The wonderful world of force majeure
Russia’s decision to ban grain exports will be welcomed by some physical grain traders because it allows them to declare “force majeure”, walking away from wheat supply contracts that had become increasingly uneconomic to perform.
Force majeure was originally developed as a doctrine under civil law systems. There is no automatic or general right to invoke force majeure in the common laws of England and New York that govern most international commodity supply contracts.
The common law equivalent is “frustration”. Lawyers have spent many happy and profitable hours arguing what does and does not constitute frustration. It is a narrower definition than force majeure — and much harder to prove.
But something similar to force majeure can be incorporated into a contract by the specific agreement of the parties. Lawyers advising commodity traders will always ensure that a carefully worded force majeure (FM) clause is included in every commodity supply agreement to enable the supplier to walk away if the contract becomes too onerous to perform.
The first step is to define the goods to be supplied very carefully. Assume Trader A has contracted to supply wheat to Country B that it intends to source from Country C. If the contract is merely for the supply of “wheat” meeting certain quality standards, an export ban would not enable an FM clause to be invoked.
If Trader A can no longer obtain the wheat as planned from Country C because of an export ban, the court would hold it to the requirement to deliver the wheat, even if that means sourcing from another country D at greater expense, incurring losses, or pay compensation for the failure to perform.

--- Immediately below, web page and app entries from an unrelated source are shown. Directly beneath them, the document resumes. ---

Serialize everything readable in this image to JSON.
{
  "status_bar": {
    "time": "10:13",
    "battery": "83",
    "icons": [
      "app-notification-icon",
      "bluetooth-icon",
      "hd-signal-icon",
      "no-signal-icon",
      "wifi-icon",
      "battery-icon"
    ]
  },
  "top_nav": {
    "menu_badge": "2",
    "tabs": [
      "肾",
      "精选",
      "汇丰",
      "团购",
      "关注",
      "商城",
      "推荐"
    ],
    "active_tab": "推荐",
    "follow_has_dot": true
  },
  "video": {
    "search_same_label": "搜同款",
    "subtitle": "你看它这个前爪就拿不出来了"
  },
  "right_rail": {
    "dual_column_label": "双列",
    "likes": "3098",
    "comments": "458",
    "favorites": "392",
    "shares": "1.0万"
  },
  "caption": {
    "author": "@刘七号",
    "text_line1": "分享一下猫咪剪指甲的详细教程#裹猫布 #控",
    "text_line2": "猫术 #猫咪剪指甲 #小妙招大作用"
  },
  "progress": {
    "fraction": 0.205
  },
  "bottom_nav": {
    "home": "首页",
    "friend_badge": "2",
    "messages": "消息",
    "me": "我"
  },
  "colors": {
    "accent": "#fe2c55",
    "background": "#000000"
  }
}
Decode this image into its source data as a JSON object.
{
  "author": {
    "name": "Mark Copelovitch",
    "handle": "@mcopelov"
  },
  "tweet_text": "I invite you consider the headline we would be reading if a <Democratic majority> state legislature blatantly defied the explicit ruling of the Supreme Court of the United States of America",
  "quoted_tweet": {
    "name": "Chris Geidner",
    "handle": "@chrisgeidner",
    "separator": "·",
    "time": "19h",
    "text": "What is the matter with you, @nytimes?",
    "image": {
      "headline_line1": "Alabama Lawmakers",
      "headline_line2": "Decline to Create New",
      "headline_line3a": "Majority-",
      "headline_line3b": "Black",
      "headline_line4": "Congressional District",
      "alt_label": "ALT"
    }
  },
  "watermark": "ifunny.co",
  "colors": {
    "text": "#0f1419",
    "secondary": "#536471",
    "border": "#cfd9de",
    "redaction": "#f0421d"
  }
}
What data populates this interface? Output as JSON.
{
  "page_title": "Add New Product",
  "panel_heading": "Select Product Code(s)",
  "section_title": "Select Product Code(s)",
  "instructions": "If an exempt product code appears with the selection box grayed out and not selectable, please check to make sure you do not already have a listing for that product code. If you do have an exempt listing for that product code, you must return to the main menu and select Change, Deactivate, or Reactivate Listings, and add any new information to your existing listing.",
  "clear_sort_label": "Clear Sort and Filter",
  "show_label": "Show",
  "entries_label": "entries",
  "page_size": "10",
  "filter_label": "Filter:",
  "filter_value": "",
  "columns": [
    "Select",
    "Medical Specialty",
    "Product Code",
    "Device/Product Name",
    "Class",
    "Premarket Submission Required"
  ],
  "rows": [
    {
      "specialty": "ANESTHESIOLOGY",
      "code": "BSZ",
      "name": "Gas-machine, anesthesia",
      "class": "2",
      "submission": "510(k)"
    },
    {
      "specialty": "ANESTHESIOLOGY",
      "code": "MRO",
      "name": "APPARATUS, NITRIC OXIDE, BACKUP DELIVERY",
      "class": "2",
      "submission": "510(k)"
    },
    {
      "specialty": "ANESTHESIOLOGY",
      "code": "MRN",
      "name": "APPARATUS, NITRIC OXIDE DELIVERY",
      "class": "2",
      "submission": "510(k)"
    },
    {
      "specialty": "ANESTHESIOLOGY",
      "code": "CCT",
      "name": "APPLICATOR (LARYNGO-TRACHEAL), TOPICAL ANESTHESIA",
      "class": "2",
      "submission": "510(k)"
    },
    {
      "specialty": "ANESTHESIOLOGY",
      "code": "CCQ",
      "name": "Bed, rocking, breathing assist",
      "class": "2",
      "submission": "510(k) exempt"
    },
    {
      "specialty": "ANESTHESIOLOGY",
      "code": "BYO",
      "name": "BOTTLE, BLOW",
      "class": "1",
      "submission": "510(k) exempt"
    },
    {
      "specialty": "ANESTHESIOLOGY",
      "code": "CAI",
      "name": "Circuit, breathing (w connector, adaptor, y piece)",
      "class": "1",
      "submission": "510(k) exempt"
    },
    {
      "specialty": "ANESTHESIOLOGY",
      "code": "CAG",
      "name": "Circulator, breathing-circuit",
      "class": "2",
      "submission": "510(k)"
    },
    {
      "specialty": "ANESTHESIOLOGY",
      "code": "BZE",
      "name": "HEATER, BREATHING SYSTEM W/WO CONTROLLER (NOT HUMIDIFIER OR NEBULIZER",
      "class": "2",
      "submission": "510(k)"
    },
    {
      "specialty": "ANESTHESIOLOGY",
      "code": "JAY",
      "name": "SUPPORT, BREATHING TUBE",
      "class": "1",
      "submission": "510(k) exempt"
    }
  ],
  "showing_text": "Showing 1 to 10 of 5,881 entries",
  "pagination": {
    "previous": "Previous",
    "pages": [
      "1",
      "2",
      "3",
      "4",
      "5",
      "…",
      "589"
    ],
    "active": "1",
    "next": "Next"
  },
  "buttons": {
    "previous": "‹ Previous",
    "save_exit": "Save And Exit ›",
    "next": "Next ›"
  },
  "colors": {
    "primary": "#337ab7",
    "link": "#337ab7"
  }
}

But if the contract defines the goods as “wheat from Country C”, then an export ban renders it impossible to fulfil. Wheat from Country D is no longer an effective substitute for the wheat from County C no longer available.
The second step is to set out precisely circumstances that enable the supplier to declare force majeure. These are normally set out at length and in detail but on a non-exclusive basis. Any well-drafted FM clause will cite export bans, sanctions and other government actions as discharging the party from liability to perform.
This is why some physical trading houses with contracts to supply Russian grain to overseas markets seem paradoxically to have lobbied for an export ban.
The ban was the only way they could activate the FM clauses in their contracts (and also possibly invoke frustration if necessary).
Without it they would have been forced to pay whatever it took to obtain scarce Russian grain supplies, even if the cost was far more than they could recover from the buyers under the contract. The fact a contract is no longer economic perform does not (automatically) excuse performance.
Crucially, because the affected contracts will all have referenced Russian wheat, the trading houses are under no obligation to source wheat from other countries to meet their obligations.
Freed of their obligation to perform or pay compensation under the original contracts for Russian wheat, they can now negotiate new contracts (at better prices) for the supply of wheat from other sources.
The lesson: commodity buyers should read their contracts very carefully and understand the circumstances in which sellers can just walk away.